# Task material
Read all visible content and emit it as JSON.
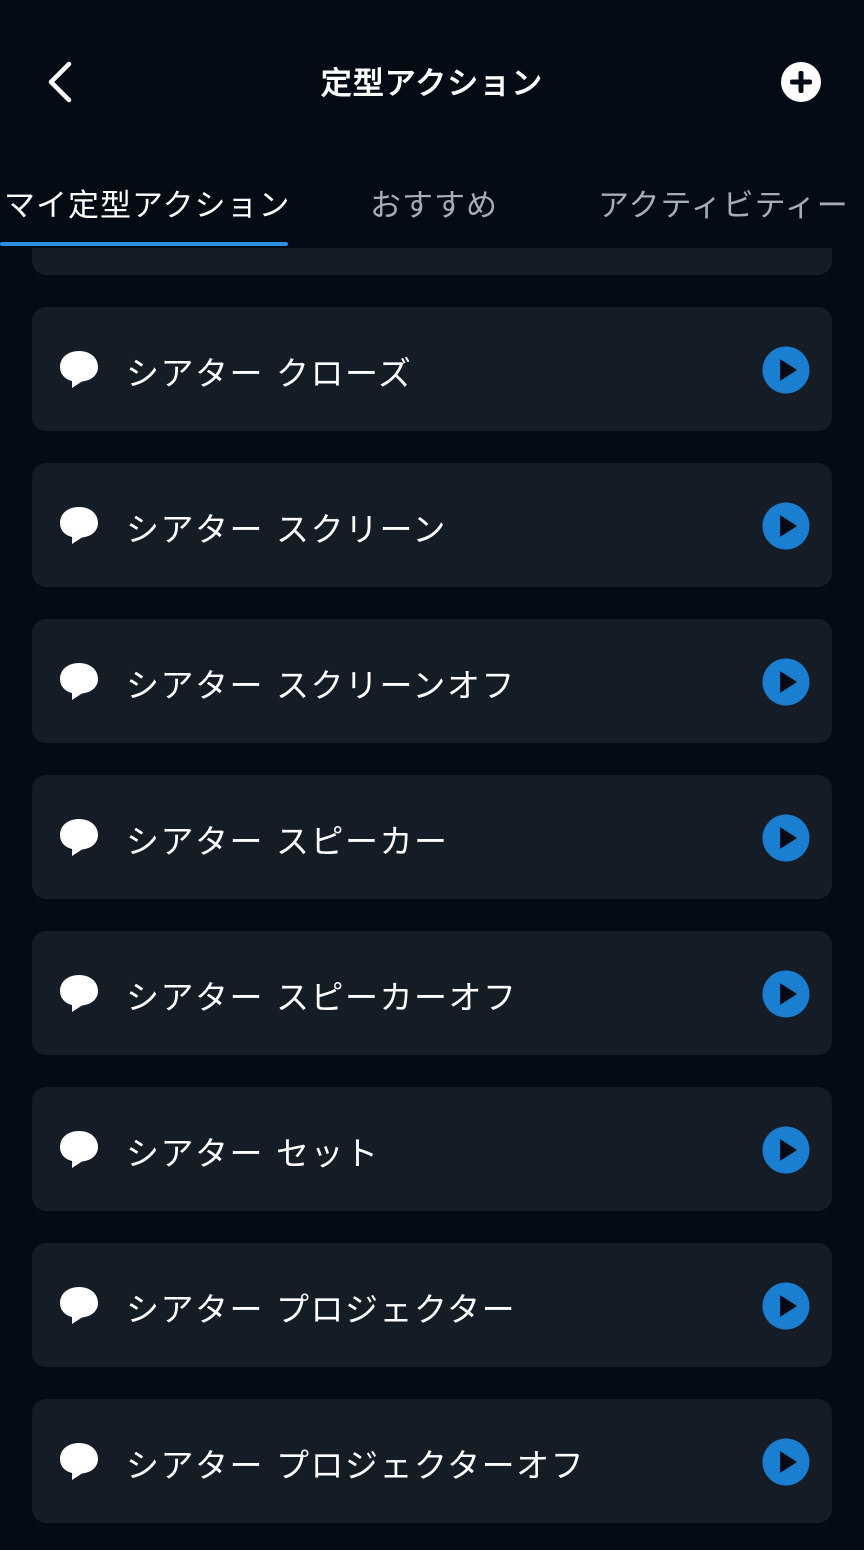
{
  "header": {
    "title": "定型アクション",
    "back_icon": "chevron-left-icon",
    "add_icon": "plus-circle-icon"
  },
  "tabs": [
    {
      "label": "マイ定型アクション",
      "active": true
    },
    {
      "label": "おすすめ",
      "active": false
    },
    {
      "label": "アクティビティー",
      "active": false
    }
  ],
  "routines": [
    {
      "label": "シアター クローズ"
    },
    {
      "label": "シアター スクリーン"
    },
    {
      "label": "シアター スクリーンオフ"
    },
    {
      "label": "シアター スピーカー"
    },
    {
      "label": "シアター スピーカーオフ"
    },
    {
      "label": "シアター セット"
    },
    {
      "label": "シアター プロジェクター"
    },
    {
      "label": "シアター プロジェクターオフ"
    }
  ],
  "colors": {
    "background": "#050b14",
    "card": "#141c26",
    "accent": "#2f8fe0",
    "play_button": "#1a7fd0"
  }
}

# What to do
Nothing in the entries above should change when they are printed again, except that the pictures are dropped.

# Output for this exercise
Read all visible content and emit it as JSON.
{
  "header": {
    "title": "定型アクション",
    "back_icon": "chevron-left-icon",
    "add_icon": "plus-circle-icon"
  },
  "tabs": [
    {
      "label": "マイ定型アクション",
      "active": true
    },
    {
      "label": "おすすめ",
      "active": false
    },
    {
      "label": "アクティビティー",
      "active": false
    }
  ],
  "routines": [
    {
      "label": "シアター クローズ"
    },
    {
      "label": "シアター スクリーン"
    },
    {
      "label": "シアター スクリーンオフ"
    },
    {
      "label": "シアター スピーカー"
    },
    {
      "label": "シアター スピーカーオフ"
    },
    {
      "label": "シアター セット"
    },
    {
      "label": "シアター プロジェクター"
    },
    {
      "label": "シアター プロジェクターオフ"
    }
  ],
  "colors": {
    "background": "#050b14",
    "card": "#141c26",
    "accent": "#2f8fe0",
    "play_button": "#1a7fd0"
  }
}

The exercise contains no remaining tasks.